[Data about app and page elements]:

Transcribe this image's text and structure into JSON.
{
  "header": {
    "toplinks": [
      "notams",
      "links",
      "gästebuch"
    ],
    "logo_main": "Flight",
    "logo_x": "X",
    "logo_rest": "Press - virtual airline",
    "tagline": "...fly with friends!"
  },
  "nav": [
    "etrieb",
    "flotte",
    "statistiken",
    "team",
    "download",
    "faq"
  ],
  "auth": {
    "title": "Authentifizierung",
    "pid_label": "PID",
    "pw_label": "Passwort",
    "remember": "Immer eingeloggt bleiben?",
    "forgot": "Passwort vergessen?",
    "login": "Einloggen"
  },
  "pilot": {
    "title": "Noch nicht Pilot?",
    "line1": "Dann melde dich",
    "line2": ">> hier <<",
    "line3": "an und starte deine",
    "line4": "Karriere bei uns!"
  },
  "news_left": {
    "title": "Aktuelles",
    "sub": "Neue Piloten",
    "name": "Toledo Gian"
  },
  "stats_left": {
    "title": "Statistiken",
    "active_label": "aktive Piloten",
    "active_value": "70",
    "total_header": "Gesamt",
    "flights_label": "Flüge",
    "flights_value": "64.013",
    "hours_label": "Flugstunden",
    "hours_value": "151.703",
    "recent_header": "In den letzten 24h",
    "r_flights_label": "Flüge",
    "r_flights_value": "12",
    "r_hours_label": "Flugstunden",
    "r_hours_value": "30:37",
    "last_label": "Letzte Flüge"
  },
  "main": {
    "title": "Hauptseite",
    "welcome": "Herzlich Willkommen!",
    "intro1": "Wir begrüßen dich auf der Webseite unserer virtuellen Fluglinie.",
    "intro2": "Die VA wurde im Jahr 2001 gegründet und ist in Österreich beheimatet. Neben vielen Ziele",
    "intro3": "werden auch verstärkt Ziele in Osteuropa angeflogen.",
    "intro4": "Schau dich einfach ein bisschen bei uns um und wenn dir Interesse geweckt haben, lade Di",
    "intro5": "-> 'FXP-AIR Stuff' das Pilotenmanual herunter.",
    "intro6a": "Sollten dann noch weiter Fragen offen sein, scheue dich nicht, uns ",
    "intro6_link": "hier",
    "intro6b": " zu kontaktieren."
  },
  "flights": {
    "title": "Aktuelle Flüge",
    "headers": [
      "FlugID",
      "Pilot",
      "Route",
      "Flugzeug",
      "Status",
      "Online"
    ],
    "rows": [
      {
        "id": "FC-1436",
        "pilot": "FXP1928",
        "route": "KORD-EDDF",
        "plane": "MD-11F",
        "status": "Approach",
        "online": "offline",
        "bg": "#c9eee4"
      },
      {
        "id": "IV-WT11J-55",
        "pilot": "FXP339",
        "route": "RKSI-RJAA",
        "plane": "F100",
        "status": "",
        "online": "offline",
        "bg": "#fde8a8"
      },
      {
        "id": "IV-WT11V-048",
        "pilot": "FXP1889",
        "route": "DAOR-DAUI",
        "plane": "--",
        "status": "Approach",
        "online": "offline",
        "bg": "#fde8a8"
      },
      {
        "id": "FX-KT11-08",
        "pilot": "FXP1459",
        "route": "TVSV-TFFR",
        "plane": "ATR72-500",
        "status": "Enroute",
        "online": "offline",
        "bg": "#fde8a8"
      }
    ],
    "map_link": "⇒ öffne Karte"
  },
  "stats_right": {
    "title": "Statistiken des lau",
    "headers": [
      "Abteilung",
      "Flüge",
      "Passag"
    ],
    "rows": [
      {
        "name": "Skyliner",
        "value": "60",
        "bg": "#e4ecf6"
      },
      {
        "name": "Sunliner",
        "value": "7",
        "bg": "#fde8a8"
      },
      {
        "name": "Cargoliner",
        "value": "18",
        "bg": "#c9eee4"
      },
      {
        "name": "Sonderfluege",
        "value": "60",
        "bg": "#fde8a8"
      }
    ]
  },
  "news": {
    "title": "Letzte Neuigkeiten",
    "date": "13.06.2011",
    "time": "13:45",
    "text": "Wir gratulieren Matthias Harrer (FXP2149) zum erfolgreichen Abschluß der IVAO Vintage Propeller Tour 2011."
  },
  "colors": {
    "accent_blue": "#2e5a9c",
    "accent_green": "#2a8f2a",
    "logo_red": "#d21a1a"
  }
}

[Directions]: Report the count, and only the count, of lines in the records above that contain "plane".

[Solved problem]: 4